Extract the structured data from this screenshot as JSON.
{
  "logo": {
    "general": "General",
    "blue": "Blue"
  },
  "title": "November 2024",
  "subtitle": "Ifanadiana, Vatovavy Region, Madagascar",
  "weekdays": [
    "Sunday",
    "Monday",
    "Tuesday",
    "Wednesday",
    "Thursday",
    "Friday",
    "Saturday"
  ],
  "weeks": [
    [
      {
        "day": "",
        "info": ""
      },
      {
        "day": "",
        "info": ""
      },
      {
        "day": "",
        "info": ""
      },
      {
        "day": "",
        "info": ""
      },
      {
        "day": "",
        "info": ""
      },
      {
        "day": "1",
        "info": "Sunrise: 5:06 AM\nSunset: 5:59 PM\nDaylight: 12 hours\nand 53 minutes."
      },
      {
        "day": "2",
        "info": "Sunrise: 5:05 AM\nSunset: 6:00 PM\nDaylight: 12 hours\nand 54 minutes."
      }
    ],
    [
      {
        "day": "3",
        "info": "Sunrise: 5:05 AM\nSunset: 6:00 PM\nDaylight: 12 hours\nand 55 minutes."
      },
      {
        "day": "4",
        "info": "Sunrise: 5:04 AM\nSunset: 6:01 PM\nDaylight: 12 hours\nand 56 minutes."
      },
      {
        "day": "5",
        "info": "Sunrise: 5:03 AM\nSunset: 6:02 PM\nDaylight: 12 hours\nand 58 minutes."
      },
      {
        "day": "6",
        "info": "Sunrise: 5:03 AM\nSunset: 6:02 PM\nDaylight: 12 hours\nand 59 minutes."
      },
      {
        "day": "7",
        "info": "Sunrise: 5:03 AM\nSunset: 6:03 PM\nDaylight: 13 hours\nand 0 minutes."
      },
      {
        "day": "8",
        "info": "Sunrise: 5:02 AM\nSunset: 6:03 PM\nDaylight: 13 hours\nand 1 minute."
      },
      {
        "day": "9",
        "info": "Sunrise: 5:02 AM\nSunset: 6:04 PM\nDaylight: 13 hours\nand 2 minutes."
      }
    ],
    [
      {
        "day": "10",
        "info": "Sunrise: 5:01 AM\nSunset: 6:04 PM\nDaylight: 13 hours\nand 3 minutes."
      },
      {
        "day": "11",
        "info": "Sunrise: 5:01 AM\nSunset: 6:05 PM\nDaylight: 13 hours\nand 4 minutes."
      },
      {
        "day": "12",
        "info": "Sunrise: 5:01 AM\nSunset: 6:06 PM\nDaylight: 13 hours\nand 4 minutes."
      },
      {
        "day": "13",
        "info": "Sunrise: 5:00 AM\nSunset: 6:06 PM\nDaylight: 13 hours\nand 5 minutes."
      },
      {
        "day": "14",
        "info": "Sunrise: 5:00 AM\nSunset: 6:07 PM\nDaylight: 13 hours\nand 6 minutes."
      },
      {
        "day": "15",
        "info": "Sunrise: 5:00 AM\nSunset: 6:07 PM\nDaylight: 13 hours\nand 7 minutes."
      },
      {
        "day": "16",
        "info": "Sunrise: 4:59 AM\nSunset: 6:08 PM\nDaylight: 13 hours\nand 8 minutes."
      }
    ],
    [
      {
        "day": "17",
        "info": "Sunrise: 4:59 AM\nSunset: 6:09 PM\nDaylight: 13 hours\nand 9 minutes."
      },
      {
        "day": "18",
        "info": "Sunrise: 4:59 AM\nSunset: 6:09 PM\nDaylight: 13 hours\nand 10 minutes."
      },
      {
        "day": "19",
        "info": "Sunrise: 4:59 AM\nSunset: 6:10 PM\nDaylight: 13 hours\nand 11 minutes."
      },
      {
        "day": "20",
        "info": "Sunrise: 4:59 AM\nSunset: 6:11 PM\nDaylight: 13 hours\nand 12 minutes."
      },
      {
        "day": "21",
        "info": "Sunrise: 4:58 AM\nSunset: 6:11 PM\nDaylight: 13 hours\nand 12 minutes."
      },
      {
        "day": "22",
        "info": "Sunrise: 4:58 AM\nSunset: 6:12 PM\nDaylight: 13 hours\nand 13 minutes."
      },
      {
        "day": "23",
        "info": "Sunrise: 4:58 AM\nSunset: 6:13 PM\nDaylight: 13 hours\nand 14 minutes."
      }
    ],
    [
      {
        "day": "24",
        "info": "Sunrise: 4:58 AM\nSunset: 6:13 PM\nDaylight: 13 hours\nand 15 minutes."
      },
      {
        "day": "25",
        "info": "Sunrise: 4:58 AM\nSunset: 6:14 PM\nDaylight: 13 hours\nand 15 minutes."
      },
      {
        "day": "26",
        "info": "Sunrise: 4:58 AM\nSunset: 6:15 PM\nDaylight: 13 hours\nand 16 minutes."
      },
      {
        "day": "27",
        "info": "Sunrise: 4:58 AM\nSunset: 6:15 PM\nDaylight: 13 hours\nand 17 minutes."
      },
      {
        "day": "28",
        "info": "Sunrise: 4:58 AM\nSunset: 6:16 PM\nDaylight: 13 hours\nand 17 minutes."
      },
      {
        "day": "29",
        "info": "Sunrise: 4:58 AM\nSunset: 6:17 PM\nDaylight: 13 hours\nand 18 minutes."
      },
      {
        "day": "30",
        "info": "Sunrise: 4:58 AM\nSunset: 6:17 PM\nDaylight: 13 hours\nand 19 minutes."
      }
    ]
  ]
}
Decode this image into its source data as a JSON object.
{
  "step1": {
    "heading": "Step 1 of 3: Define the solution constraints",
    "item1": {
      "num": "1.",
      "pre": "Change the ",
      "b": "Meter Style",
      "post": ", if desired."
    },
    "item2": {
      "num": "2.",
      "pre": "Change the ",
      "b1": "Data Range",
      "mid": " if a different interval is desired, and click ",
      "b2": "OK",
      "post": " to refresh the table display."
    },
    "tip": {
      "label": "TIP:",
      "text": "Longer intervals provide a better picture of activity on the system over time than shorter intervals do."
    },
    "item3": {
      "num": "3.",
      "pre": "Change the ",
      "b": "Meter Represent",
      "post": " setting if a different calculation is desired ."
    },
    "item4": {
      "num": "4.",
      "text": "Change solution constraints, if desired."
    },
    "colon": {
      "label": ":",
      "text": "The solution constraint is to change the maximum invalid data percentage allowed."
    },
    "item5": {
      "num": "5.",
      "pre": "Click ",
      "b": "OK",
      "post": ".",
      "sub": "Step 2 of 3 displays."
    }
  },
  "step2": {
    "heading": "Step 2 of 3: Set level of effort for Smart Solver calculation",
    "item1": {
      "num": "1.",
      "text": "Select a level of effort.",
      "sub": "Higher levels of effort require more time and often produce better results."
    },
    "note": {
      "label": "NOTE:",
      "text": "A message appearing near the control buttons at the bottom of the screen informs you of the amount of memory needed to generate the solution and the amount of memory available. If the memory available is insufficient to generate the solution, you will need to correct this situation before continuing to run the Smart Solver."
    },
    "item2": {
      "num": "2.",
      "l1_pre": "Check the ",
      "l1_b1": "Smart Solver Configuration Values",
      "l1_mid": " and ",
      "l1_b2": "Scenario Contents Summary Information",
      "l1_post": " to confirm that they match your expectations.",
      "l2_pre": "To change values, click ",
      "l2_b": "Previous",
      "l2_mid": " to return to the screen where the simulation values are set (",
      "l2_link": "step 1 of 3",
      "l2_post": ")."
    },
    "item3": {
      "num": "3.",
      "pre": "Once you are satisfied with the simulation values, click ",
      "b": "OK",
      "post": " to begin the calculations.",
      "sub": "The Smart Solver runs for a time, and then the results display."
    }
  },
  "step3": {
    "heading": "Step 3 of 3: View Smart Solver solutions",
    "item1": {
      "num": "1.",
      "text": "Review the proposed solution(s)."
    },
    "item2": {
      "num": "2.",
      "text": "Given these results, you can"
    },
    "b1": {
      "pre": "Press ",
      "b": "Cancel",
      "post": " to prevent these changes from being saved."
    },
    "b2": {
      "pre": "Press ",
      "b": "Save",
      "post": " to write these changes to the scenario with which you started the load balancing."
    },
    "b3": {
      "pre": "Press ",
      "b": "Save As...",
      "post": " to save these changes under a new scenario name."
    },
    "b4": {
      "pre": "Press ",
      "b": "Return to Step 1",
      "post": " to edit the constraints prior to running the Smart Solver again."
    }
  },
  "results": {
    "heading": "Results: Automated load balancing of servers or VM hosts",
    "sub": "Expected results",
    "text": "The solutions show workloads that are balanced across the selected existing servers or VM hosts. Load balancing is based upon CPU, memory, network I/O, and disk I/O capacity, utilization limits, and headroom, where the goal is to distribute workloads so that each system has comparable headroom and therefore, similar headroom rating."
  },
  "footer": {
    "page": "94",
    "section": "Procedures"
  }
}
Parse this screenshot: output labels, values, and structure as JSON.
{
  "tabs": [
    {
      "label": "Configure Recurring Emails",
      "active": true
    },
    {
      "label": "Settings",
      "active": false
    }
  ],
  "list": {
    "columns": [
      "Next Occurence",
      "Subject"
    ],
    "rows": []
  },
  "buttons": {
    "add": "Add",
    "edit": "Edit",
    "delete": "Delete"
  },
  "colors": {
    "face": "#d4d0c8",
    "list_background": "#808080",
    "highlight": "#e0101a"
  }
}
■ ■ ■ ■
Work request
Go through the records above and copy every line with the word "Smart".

Your response
    "heading": "Step 2 of 3: Set level of effort for Smart Solver calculation",
      "text": "A message appearing near the control buttons at the bottom of the screen informs you of the amount of memory needed to generate the solution and the amount of memory available. If the memory available is insufficient to generate the solution, you will need to correct this situation before continuing to run the Smart Solver."
      "l1_b1": "Smart Solver Configuration Values",
      "sub": "The Smart Solver runs for a time, and then the results display."
    "heading": "Step 3 of 3: View Smart Solver solutions",
      "post": " to edit the constraints prior to running the Smart Solver again."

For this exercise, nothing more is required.